indicated, the narrative that follows rests on undisputed facts or those facts as to which there can be no genuine dispute, viewing the evidence in the light most favorable to APCC as the non-movant.
Equipment $26,950 Other $178,668 Overhead $88,266 Profit $91,797 Contingency $85,830 Total $2,472,548 Pl.'s Stmt. Ex. F at APC-00030. As set forth in the written estimate, the final three categories-overhead, profit, and contingency-are segregated from the remaining five. Id. The "contingency" line item, estimated at $85,830, is the sole focus of the present motion.
Despite the absence of a formal contract governing the parties' relationship, APCC performed construction work at the Property and, during the course of its work, submitted thirteen applications for payment. Indiv. Defs.' Stmt. ¶ 3; Pl.'s Stmt. ¶ 3. All thirteen applications, submitted more or less on a monthly basis over the period of approximately one year and seven months extending from December 31, 2006 through August 6, 2008, consistently identified the "scheduled value" for the "contingency" line item as $85,830. Indiv. Defs.' Stmt. ¶ 3; Pl.'s Stmt. ¶ 3 & Ex. G at APC-00145 (Dec. 31, 2006 Appl.), APC-00126 (Jan. 31, 2007 Appl.), APC-00121 (Feb. 28, 2007 Appl.), APC-00111 (Mar. 31, 2007 Appl.), APC-00102 (May 31, 2007 Appl.), APC-00092 (June 30, 2007 Appl.), APC-00077 (Aug. 31, 2007 Appl.), APC-00067 (Sept. 30, 2007 Appl.), APC-00060 (Oct. 31, 2007 Appl.), APC-00052 (Feb. 18, 2008 Appl.), APC-00043 (Apr. 28, 2008 Appl.), APC-00036 (June 2, 2008 Appl.), APC-00308 (Aug. 6, 2008 Appl.). While the "contingency" line item was consistently identified over time, it is undisputed that APCC did not actually seek payment for the "contingency" amount until it submitted its final two applications for payment: an application for payment dated June 2, 2008 sought payment for $40,000 of the "contingency;" and an application for payment dated August 6, 2008 sought payment for the remaining $45,830. Indiv. Defs.' Stmt. ¶ 3; Pl.'s Stmt. ¶¶ 3, 10 & Ex. G at APC-00036 (June 2, 2008 Appl.), APC-00308 (Aug. 6, 2008 Appl.). Sprenger and Lang never paid the designated amounts. Indiv.

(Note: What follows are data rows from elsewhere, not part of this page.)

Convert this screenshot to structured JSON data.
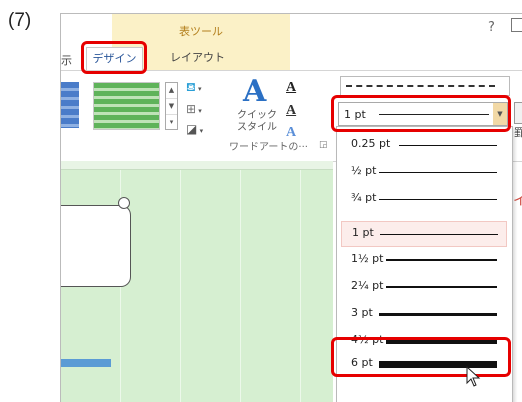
{
  "step": "(7)",
  "ribbon": {
    "context_group": "表ツール",
    "help": "?",
    "tabs": {
      "left_clipped": "示",
      "design": "デザイン",
      "layout": "レイアウト"
    },
    "wordart": {
      "quick_style_line1": "クイック",
      "quick_style_line2": "スタイル",
      "group_label": "ワードアートの···",
      "text_fill_glyph": "A",
      "text_outline_glyph": "A",
      "text_effect_glyph": "A"
    },
    "pen_weight_current": "1 pt",
    "side_clip": "罫",
    "accent_clip": "イ"
  },
  "weight_dropdown": {
    "options": [
      {
        "label": "0.25 pt",
        "weight": 0.25
      },
      {
        "label": "½ pt",
        "weight": 0.5
      },
      {
        "label": "¾ pt",
        "weight": 0.75
      },
      {
        "label": "1 pt",
        "weight": 1,
        "selected": true
      },
      {
        "label": "1½ pt",
        "weight": 1.5
      },
      {
        "label": "2¼ pt",
        "weight": 2.25
      },
      {
        "label": "3 pt",
        "weight": 3
      },
      {
        "label": "4½ pt",
        "weight": 4.5
      },
      {
        "label": "6 pt",
        "weight": 6
      }
    ]
  },
  "colors": {
    "highlight": "#e60000",
    "accent": "#2b579a",
    "context_tab_bg": "#fbf1c7",
    "document_bg": "#d6efd1"
  }
}
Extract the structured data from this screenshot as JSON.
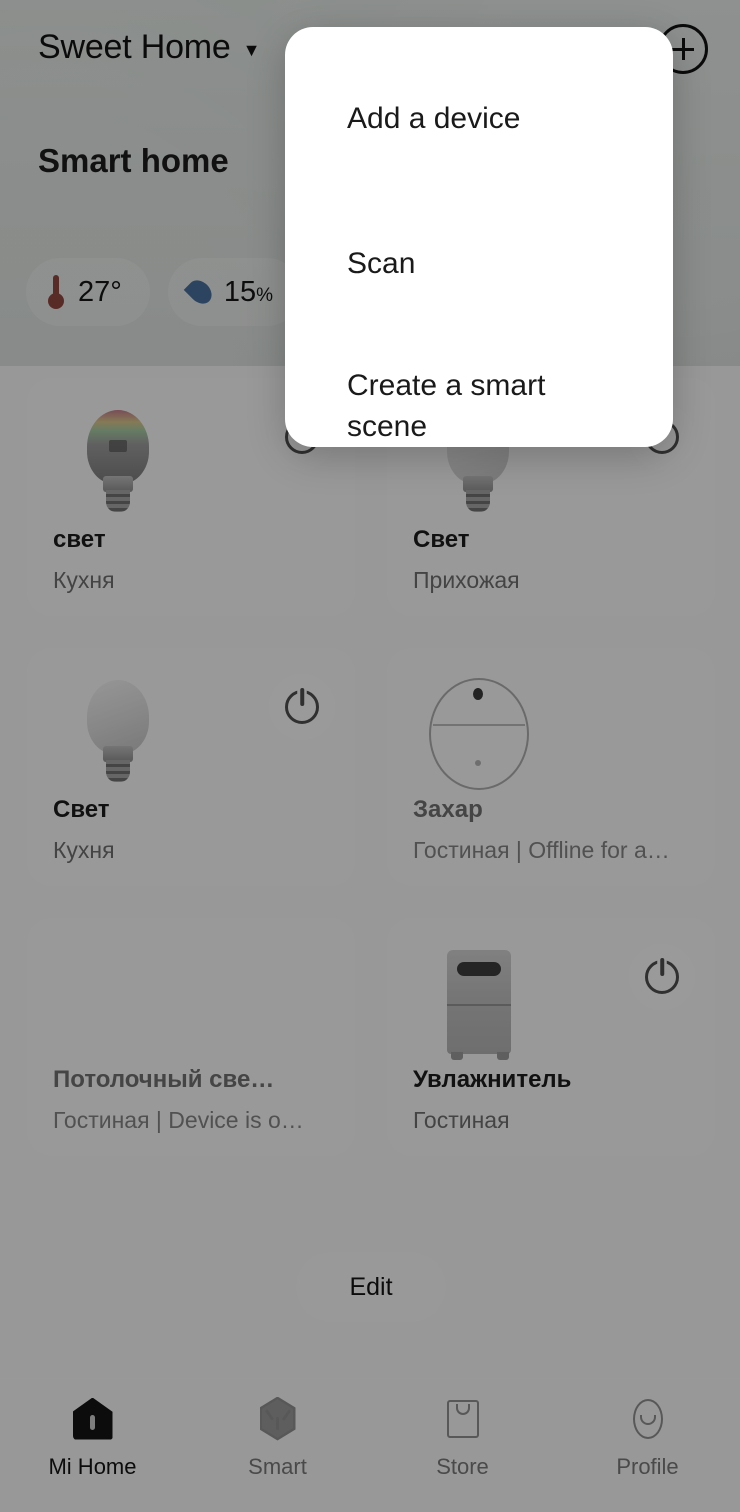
{
  "header": {
    "home_name": "Sweet Home",
    "caret_icon": "chevron-down-icon",
    "add_icon": "plus-circle-icon",
    "section_title": "Smart home"
  },
  "environment": {
    "temperature": {
      "icon": "thermometer-icon",
      "value": "27",
      "unit": "°",
      "color": "#c0392b"
    },
    "humidity": {
      "icon": "water-drop-icon",
      "value": "15",
      "unit": "%",
      "color": "#2f72c2"
    }
  },
  "devices": [
    {
      "name": "свет",
      "room": "Кухня",
      "art": "rgb-bulb",
      "has_toggle": true,
      "dim": false
    },
    {
      "name": "Свет",
      "room": "Прихожая",
      "art": "white-bulb",
      "has_toggle": true,
      "dim": false
    },
    {
      "name": "Свет",
      "room": "Кухня",
      "art": "white-bulb",
      "has_toggle": true,
      "dim": false
    },
    {
      "name": "Захар",
      "room": "Гостиная | Offline for a…",
      "art": "robot-vacuum",
      "has_toggle": false,
      "dim": true
    },
    {
      "name": "Потолочный све…",
      "room": "Гостиная | Device is o…",
      "art": "none",
      "has_toggle": false,
      "dim": true
    },
    {
      "name": "Увлажнитель",
      "room": "Гостиная",
      "art": "humidifier",
      "has_toggle": true,
      "dim": false
    }
  ],
  "edit": {
    "label": "Edit"
  },
  "tabbar": [
    {
      "label": "Mi Home",
      "icon": "home-icon",
      "active": true
    },
    {
      "label": "Smart",
      "icon": "hexagon-smart-icon",
      "active": false
    },
    {
      "label": "Store",
      "icon": "shopping-bag-icon",
      "active": false
    },
    {
      "label": "Profile",
      "icon": "profile-face-icon",
      "active": false
    }
  ],
  "popup": {
    "items": [
      {
        "label": "Add a device"
      },
      {
        "label": "Scan"
      },
      {
        "label": "Create a smart scene"
      }
    ]
  },
  "colors": {
    "hero": "#d6e0da",
    "overlay": "#989898",
    "popup_bg": "#ffffff",
    "accent_text": "#1a1a1a"
  }
}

Defs.' Stmt. ¶ 10; Pl.'s Stmt. ¶ 10.
Summary judgment is appropriate where "the movant shows that there is no genuine dispute as to any material fact and [that it] . . . is entitled to judgment as a matter of law." Fed. R. Civ. P. 56(a). The mere existence of some factual dispute is insufficient on its own to bar summary judgment; the dispute must pertain to a "material" fact, and therefore "[o]nly disputes over facts that might affect the outcome of the suit under the governing law will properly preclude the entry of summary judgment." Anderson v. Liberty Lobby, Inc., 477 U.S. 242, 255 (1986). Nor may summary judgment be avoided based on just any disagreement as to the relevant facts; the dispute must be "genuine," meaning that there must be sufficient admissible evidence for a reasonable trier of fact to find for the non-movant. Id.
In order to establish that a fact is or cannot be genuinely disputed, a party must (a) cite to specific parts of the record-including deposition testimony, documentary evidence, affidavits or declarations, or other competent evidence-in support of its position, or (b) demonstrate that the materials relied upon by the opposing party do not actually establish the absence or presence of a genuine dispute. Fed. R. Civ. P. 56(c)(1). Conclusory assertions offered without any factual basis in the record cannot create a genuine dispute sufficient to survive summary judgment. Ass'n of Flight Attendants-CWA v. U.S. Dep't of Transp., 564 F.3d 462, 465-66 (D.C. Cir. 2009).
Moreover, where "a party fails to properly support an assertion of fact or fails to properly address another party's assertion of fact," the district court may "consider the fact undisputed ...